Ontario Premier Kathleen Wynne said it’s “unacceptable” that hundreds of chemotherapy patients received weak doses of medication and that the province will appoint an independent third party to aid its investigation.
“It’s unacceptable that this should have happened, that the doses would not have been accurate,” the Premier said at the opening of a new breast cancer centre at a Toronto hospital.
She said the province is working to uncover what happened and whether there are any systematic problems that led to the error.
Nearly 1,200 cancer patients at five hospitals in Ontario and New Brunswick are learning that the chemotherapy medication they received were diluted. The drugs are cyclophosphamide and gemcitabine, which are used in breast and lung cancer treatment as well as other types of cancer.
It’s unclear what, if any, health implications the mix-up will have for these patients, but the news has led to widespread concern among patients and their families and is raising larger questions about checks and balances in the system.
Wynne advised affected patients to speak to their oncologists to determine what the next course of action should be.
Chemotherapy drugs are given intravenously and the medication is diluted with a saline solution to provide the right dose.
The central question is how the underdosing occurred. Cancer Care Ontario said hospitals purchased the premixed drugs from a company that produces and labels the medications.
Marita Zaffiro, president of Marchese Hospitals Solutions, which supplied the medications, said the problem is not how the drugs were prepared but in how they were administered. The company fulfilled its contractual obligations to the hospitals, the statement said.
The Institute for Safe Medication Practices Canada, an advocacy group, said the incident highlights major problems with the lack of standardization for labelling of IV bags.
The organization said that many commercially available IV bags that come pre-filled with a saline solution include an overfill volume. But if the bags are not labelled to indicate that the volume includes overfill, then any drug added to it will be automatically diluted. It’s a serious issue and a national labelling standard is required to prevent this in the future, the group said.
No third party has been chosen yet to conduct the investigation, Ontario officials said.
Ontario Health Minister Deb Matthews said the priority is helping affected patients and that oncologists are working evenings and weekends to accommodate them. She said the Ontario College of Pharmacists was at Marchese Hospital Solutions Wednesday and that Health Canada is involved in the investigation.

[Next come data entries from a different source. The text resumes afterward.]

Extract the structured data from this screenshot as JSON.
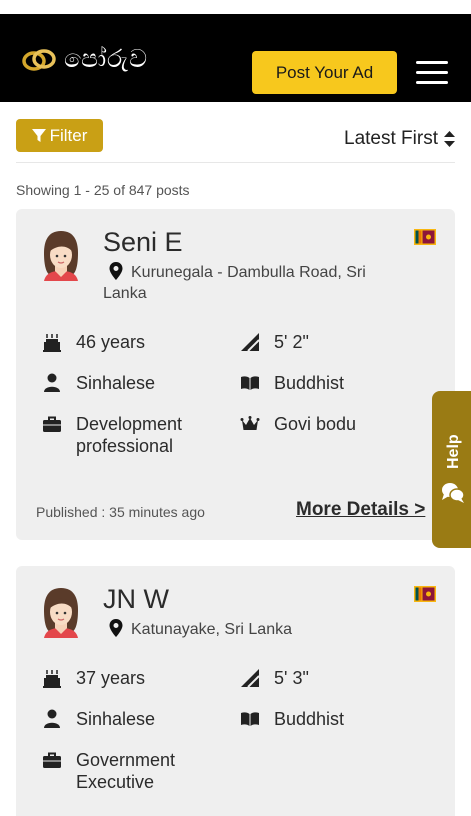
{
  "navbar": {
    "logo_text": "පෝරුව",
    "post_ad_label": "Post Your Ad",
    "menu_icon": "hamburger-icon"
  },
  "toolbar": {
    "filter_label": "Filter",
    "sort_label": "Latest First"
  },
  "results": {
    "showing_text": "Showing 1 - 25 of 847 posts"
  },
  "profiles": [
    {
      "name": "Seni E",
      "location": "Kurunegala - Dambulla Road, Sri Lanka",
      "age": "46 years",
      "height": "5' 2\"",
      "ethnicity": "Sinhalese",
      "religion": "Buddhist",
      "profession": "Development professional",
      "caste": "Govi bodu",
      "published": "Published : 35 minutes ago",
      "more_label": "More Details >"
    },
    {
      "name": "JN W",
      "location": "Katunayake, Sri Lanka",
      "age": "37 years",
      "height": "5' 3\"",
      "ethnicity": "Sinhalese",
      "religion": "Buddhist",
      "profession": "Government Executive"
    }
  ],
  "help": {
    "label": "Help"
  },
  "colors": {
    "navbar": "#000000",
    "post_button": "#f7c81d",
    "filter_button": "#c9a015",
    "help_tab": "#9a7b14",
    "card": "#efefef"
  }
}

“We have to ask the question is this a system issue or is it a one incident issue,” Matthews said.